More people than ever are picking up their phones to make payments. And with the coronavirus crisis, more money is changing hands at a social distance thanks to money transfer apps. But one Hartford man has a warning because hundreds of his hard-earned dollars didn’t make it into the right hands.

“I mean, I was a huge Cash App fan,” said Eric Crawford, who currently runs a family resource center in Hartford.

The former member of the State Board of Pardons and Paroles joined NBC CT Responds after experiencing a problem with the money transfer app.

“$ 500 for anyone is a decent amount of money, but it didn’t change my life, but life would have changed for someone in my community.”

Crawford said he sent a $ 450 payment to his son Kevin’s fitness trainer earlier this year through the Cash app, a payment he’d made periodically to Kevin through that app.

“The coach calls me and says, ‘Eric, you didn’t pay the money for your son.” And I said, “Yeah, I did.”

Crawford said after checking his Cash App account history, he found that the Kevin who received the payment wasn’t the same Kevin he was in his phone contacts.

“No phone number, nothing, it was just like someone immediately put some kind of fake Kevin on the screen to throw you off,” Crawford said.

Crawford contacted Cash App customer service via email but said that after investigating his account history, he closed the case for authorizing the transaction.

Even though the money was withdrawn from his bank account, the payment appears to be pending in the app to this day.

“Where’s the money?

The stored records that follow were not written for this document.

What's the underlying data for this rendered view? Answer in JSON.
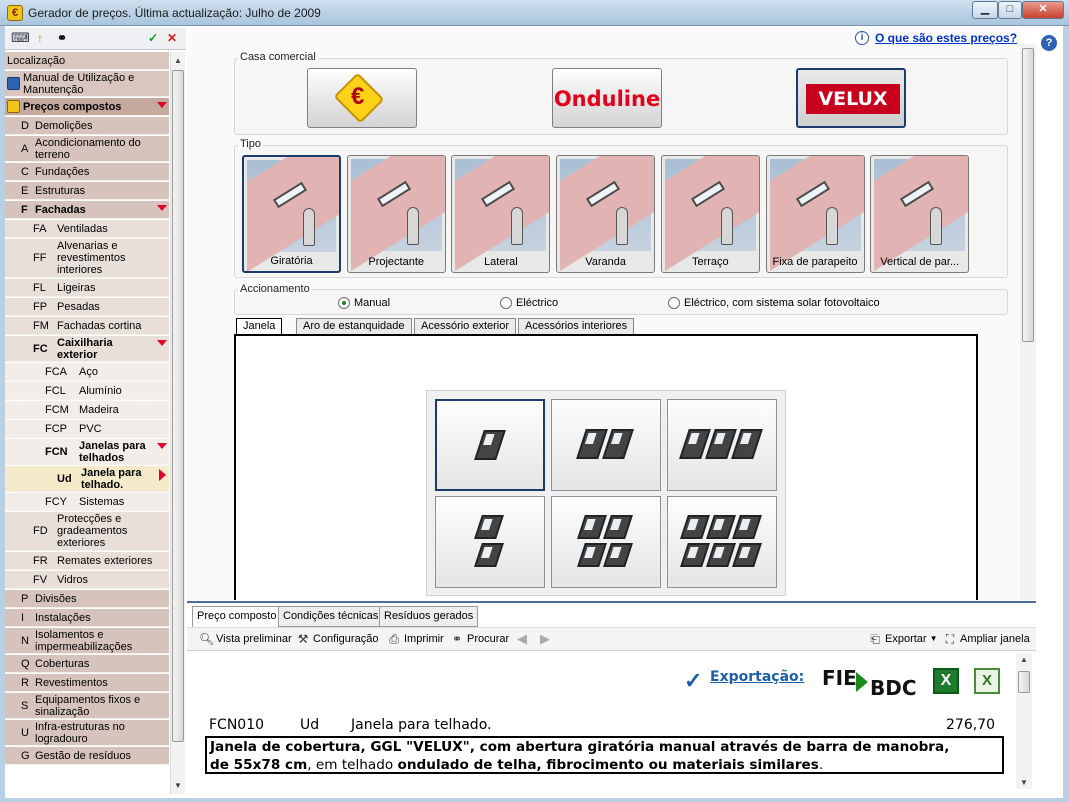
{
  "window": {
    "title": "Gerador de preços. Última actualização: Julho de 2009",
    "app_icon": "euro-icon"
  },
  "help_link": "O que são estes preços?",
  "tree": [
    {
      "code": "",
      "label": "Localização",
      "level": 0,
      "bg": "#d9c7bf"
    },
    {
      "code": "",
      "label": "Manual de Utilização e Manutenção",
      "level": 0,
      "bg": "#d9c7bf",
      "icon": "pencil-icon"
    },
    {
      "code": "",
      "label": "Preços compostos",
      "level": 0,
      "bg": "#c4a99c",
      "bold": true,
      "expanded": true,
      "icon": "euro-icon"
    },
    {
      "code": "D",
      "label": "Demolições",
      "level": 1
    },
    {
      "code": "A",
      "label": "Acondicionamento do terreno",
      "level": 1
    },
    {
      "code": "C",
      "label": "Fundações",
      "level": 1
    },
    {
      "code": "E",
      "label": "Estruturas",
      "level": 1
    },
    {
      "code": "F",
      "label": "Fachadas",
      "level": 1,
      "bold": true,
      "expanded": true
    },
    {
      "code": "FA",
      "label": "Ventiladas",
      "level": 2
    },
    {
      "code": "FF",
      "label": "Alvenarias e revestimentos interiores",
      "level": 2
    },
    {
      "code": "FL",
      "label": "Ligeiras",
      "level": 2
    },
    {
      "code": "FP",
      "label": "Pesadas",
      "level": 2
    },
    {
      "code": "FM",
      "label": "Fachadas cortina",
      "level": 2
    },
    {
      "code": "FC",
      "label": "Caixilharia exterior",
      "level": 2,
      "bold": true,
      "expanded": true
    },
    {
      "code": "FCA",
      "label": "Aço",
      "level": 3
    },
    {
      "code": "FCL",
      "label": "Alumínio",
      "level": 3
    },
    {
      "code": "FCM",
      "label": "Madeira",
      "level": 3
    },
    {
      "code": "FCP",
      "label": "PVC",
      "level": 3
    },
    {
      "code": "FCN",
      "label": "Janelas para telhados",
      "level": 3,
      "bold": true,
      "expanded": true
    },
    {
      "code": "Ud",
      "label": "Janela para telhado.",
      "level": 4,
      "bold": true,
      "selected": true
    },
    {
      "code": "FCY",
      "label": "Sistemas",
      "level": 3
    },
    {
      "code": "FD",
      "label": "Protecções e gradeamentos exteriores",
      "level": 2
    },
    {
      "code": "FR",
      "label": "Remates exteriores",
      "level": 2
    },
    {
      "code": "FV",
      "label": "Vidros",
      "level": 2
    },
    {
      "code": "P",
      "label": "Divisões",
      "level": 1
    },
    {
      "code": "I",
      "label": "Instalações",
      "level": 1
    },
    {
      "code": "N",
      "label": "Isolamentos e impermeabilizações",
      "level": 1
    },
    {
      "code": "Q",
      "label": "Coberturas",
      "level": 1
    },
    {
      "code": "R",
      "label": "Revestimentos",
      "level": 1
    },
    {
      "code": "S",
      "label": "Equipamentos fixos e sinalização",
      "level": 1
    },
    {
      "code": "U",
      "label": "Infra-estruturas no logradouro",
      "level": 1
    },
    {
      "code": "G",
      "label": "Gestão de resíduos",
      "level": 1
    }
  ],
  "casa_comercial": {
    "label": "Casa comercial",
    "brands": [
      {
        "name": "euro-brand",
        "text": "€",
        "selected": false
      },
      {
        "name": "onduline",
        "text": "Onduline",
        "selected": false
      },
      {
        "name": "velux",
        "text": "VELUX",
        "selected": true
      }
    ]
  },
  "tipo": {
    "label": "Tipo",
    "options": [
      "Giratória",
      "Projectante",
      "Lateral",
      "Varanda",
      "Terraço",
      "Fixa de parapeito",
      "Vertical de par..."
    ],
    "selected_index": 0
  },
  "accionamento": {
    "label": "Accionamento",
    "options": [
      "Manual",
      "Eléctrico",
      "Eléctrico, com sistema solar fotovoltaico"
    ],
    "selected_index": 0
  },
  "tabs": [
    "Janela",
    "Aro de estanquidade",
    "Acessório exterior",
    "Acessórios interiores"
  ],
  "bottom_tabs": [
    "Preço composto",
    "Condições técnicas",
    "Resíduos gerados"
  ],
  "toolbar": {
    "preview": "Vista preliminar",
    "config": "Configuração",
    "print": "Imprimir",
    "search": "Procurar",
    "export": "Exportar",
    "enlarge": "Ampliar janela"
  },
  "export_label": "Exportação:",
  "export_formats": [
    "FIE",
    "BDC"
  ],
  "price_line": {
    "code": "FCN010",
    "unit": "Ud",
    "name": "Janela para telhado.",
    "price": "276,70"
  },
  "description": {
    "p1": "Janela de cobertura, GGL \"VELUX\", com abertura giratória manual através de barra de manobra,",
    "p2a": "de 55x78 cm",
    "p2b": ", em telhado ",
    "p2c": "ondulado de telha, fibrocimento ou materiais similares",
    "p2d": "."
  }
}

He never got it. There’s no email confirmation that I even sent it to the wrong person,” Crawford said.

NBC Connecticut can’t confirm if the other Kevin ever received the money, what that person’s intentions were, or if it was a user error, but Crawford firmly believes it wasn’t his fault.

The Cash app says that if a customer sends money to someone they think isn’t on their contact list, they’ll send a double prompt to make sure they want to send money to the account.

Crawford says it didn’t and his transaction didn’t trigger the typical email notification he usually receives when making a payment.
Cash App will not comment on individual cases, but emails to Crawford suggested that their account should continue to be secured.

In a statement, a Cash App spokesperson said: “Fraud prevention is critical to Cash App. We continue to invest in and strengthen anti-fraud resources by both adding staff and introducing new technology. We are constantly improving systems and controls to prevent, detect and report bad activity on the platform. “

The Attorney General and the Ministry of Consumer Protection warn that there are risks associated with using online payment apps.

“Remember, when you sign up for a credit card or bank account, there is usually adequate protection for those products that you are paying for, by the way,” said Connecticut Attorney General William Tong.

He says there’s a reason this app and others like Venmo and PayPal have minimal fees.

“When you sign up for something that’s faster, cheaper, easier, everything is faster, cheaper, easier.”

And with that, says Tong, you can’t expect great customer service either.
Tong’s office says they have received eight complaints about Cash App since this summer.

“We’re definitely looking into it and I’m talking to other states about it because even if it’s not illegal it doesn’t make it right, but at the end of the day you’re the downside of that with something that’s an online app. It’s not a bank. It’s not a credit card company, ”said Tong.

He and the state consumer protection ministry urge users of these apps to be careful.

“When you make payments through an app, the entire responsibility rests with you,” said DCP Deputy Commissioner Arunan Aulampalam.

They say double and triple check whoever you’re sending money, including all of the username details.

DCP also warns against sending money to people you do not know.

“Make sure you double-check wherever you’re sending the money, as the same way it will give an envelope to someone you don’t know. You are literally passing money on to someone else, and once that money is out of your hands, it’s a lot harder to get back. “

In addition, it is important to use passwords that are as secure as possible and two-factor identification whenever possible.

Crawford says his bank fortunately made up for his loss, but he hopes telling his story will educate the community and help make changes with these apps in the future.
If he had known what he knows now, he would never have used a money transfer app.

“This is our hard earned money. We already have this pandemic and everything else is underway, ”he said.

From now on, he’s going to pay Kevin the old-fashioned way.

“I’m going back to the old checks and paying cash. I think that’s the safest thing to do. “

Cash App will notify NBC Connecticut that if you believe you may have been a victim of fraud you should contact NBC Connecticut through App Support or their website. They say the Cash app never asks customers to send them money. Additionally, they said they will never request a customer’s PIN or login code outside of the app.